The process of de-stigmatizing mental illnesses in a community and providing treatment to those who are suffering requires a strong nexus of partners to make progress in a holistic manner. Initially, getting different stakeholders together was difficult because of the lack of awareness and resources in the field of mental healthcare. But the project found its footing once it established a network of support from NIMHANS doctors who treated the patients at health camps, Primary Healthcare Centre doctors and the ASHA workers. On their visit, the TLLLF team along with APD and the project partners discussed the impact that was made by the program. Were beneficiaries able to access the free psychiatric drugs? Did the program help in reducing the distance patients had to travel to get treatment? During these discussions, the TLLLF team observed that even amongst the partners, there was an increased sense of support and responsiveness towards mental health aid.

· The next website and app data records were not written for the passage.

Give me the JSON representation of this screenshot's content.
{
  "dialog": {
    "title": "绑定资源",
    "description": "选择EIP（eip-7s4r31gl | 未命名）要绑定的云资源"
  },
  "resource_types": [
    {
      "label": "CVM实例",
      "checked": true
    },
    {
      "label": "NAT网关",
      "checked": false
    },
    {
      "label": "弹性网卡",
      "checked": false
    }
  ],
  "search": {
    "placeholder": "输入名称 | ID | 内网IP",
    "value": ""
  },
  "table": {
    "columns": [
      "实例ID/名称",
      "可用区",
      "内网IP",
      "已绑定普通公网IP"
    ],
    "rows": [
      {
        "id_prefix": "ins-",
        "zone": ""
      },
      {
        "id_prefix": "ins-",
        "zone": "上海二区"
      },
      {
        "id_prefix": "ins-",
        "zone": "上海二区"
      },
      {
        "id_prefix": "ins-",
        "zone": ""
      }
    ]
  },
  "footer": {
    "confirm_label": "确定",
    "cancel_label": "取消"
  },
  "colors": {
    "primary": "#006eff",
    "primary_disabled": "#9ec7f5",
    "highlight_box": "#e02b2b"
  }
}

The next leg of the visit took the TLLLF team to the village of Bilichodu where they met a support group that included 15 patients and caregivers. Ujjala Padukone, Deepika Padukone’s mother, being a caregiver herself, was also present in the discussion to share her experiences with the group and encouraged others to share their stories and concerns about their family members. While the discussion revolved around the importance of opening up and seeking help, the team brought about a forward-looking attitude within the group by discussing future possibilities in employment and livelihood options available for the patients.

As the TLLLF team honoured World Mental Health day, 2017 by visiting families, engaging with support groups and reviewing the successes and the challenges in rural mental healthcare, they noticed how the conversation, that was once difficult to start, now had characteristics of support, openness and a positive outlook towards the future. To continue this momentum, the organisation charted out the next steps that will further enrich the dialogue surrounding mental health, in both urban and rural areas. The steps include increasing research on mental health, enhancing the role of social media to drive awareness and decrease stigma and expanding their current programs. To know more, see here.

This article was produced by the Scroll marketing team on behalf of The Live Love Laugh Foundation and not by the Scroll editorial team.